Data for review
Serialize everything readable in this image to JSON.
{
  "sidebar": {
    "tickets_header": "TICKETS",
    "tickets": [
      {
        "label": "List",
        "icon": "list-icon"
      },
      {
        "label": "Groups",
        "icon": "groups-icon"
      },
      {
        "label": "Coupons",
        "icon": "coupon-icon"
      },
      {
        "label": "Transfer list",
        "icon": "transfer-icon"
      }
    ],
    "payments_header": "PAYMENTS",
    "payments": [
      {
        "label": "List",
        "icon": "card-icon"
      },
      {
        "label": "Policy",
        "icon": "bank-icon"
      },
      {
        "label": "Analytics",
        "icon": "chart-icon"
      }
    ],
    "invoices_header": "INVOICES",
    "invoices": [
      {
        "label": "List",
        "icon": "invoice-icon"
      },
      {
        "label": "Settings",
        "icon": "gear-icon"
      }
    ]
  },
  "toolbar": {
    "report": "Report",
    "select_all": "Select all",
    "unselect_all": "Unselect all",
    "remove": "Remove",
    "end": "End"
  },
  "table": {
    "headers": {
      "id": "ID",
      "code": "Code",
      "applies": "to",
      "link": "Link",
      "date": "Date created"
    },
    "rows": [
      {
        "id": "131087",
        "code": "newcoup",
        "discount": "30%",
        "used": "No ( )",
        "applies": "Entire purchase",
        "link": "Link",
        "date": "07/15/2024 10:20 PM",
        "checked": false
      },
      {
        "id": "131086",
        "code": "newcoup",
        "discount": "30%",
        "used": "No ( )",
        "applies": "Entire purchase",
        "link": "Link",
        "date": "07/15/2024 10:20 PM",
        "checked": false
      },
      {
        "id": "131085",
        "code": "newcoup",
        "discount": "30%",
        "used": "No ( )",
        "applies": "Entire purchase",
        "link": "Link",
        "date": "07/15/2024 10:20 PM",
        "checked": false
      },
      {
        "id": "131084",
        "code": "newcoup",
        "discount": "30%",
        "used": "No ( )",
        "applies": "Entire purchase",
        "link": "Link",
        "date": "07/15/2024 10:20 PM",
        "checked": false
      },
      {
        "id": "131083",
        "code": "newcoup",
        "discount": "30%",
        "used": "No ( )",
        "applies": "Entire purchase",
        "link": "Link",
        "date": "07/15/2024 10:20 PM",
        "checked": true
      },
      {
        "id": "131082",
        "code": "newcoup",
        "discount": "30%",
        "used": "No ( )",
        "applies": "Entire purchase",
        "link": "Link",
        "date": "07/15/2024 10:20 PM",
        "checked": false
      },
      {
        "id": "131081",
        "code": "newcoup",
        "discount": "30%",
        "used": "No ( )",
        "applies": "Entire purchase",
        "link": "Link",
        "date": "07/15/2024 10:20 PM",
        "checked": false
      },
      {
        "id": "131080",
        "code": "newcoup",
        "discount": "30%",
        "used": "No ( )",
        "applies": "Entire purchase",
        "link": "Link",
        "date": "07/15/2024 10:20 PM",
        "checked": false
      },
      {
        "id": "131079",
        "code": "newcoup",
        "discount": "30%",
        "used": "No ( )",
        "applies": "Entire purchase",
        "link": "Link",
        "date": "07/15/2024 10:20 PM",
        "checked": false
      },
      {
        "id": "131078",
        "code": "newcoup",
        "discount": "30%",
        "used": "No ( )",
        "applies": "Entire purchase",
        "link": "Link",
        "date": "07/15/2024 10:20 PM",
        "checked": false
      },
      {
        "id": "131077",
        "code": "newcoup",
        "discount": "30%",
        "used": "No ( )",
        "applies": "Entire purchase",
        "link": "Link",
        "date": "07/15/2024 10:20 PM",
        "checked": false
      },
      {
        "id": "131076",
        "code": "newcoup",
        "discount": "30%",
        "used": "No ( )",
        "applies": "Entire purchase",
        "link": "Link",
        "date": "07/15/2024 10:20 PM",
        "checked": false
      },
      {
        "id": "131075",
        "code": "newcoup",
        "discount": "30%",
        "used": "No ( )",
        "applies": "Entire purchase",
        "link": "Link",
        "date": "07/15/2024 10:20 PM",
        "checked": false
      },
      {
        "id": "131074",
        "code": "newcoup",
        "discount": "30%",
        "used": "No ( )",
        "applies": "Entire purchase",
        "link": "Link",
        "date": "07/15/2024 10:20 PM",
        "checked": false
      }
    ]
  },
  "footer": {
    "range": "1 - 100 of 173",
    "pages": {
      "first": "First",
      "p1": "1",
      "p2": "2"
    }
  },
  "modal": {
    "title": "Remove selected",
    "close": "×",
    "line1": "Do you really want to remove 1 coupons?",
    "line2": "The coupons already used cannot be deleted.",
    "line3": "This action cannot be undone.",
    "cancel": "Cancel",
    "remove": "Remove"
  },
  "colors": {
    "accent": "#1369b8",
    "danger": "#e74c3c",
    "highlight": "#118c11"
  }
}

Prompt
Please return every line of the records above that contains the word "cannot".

Exercise result
    "line2": "The coupons already used cannot be deleted.",
    "line3": "This action cannot be undone.",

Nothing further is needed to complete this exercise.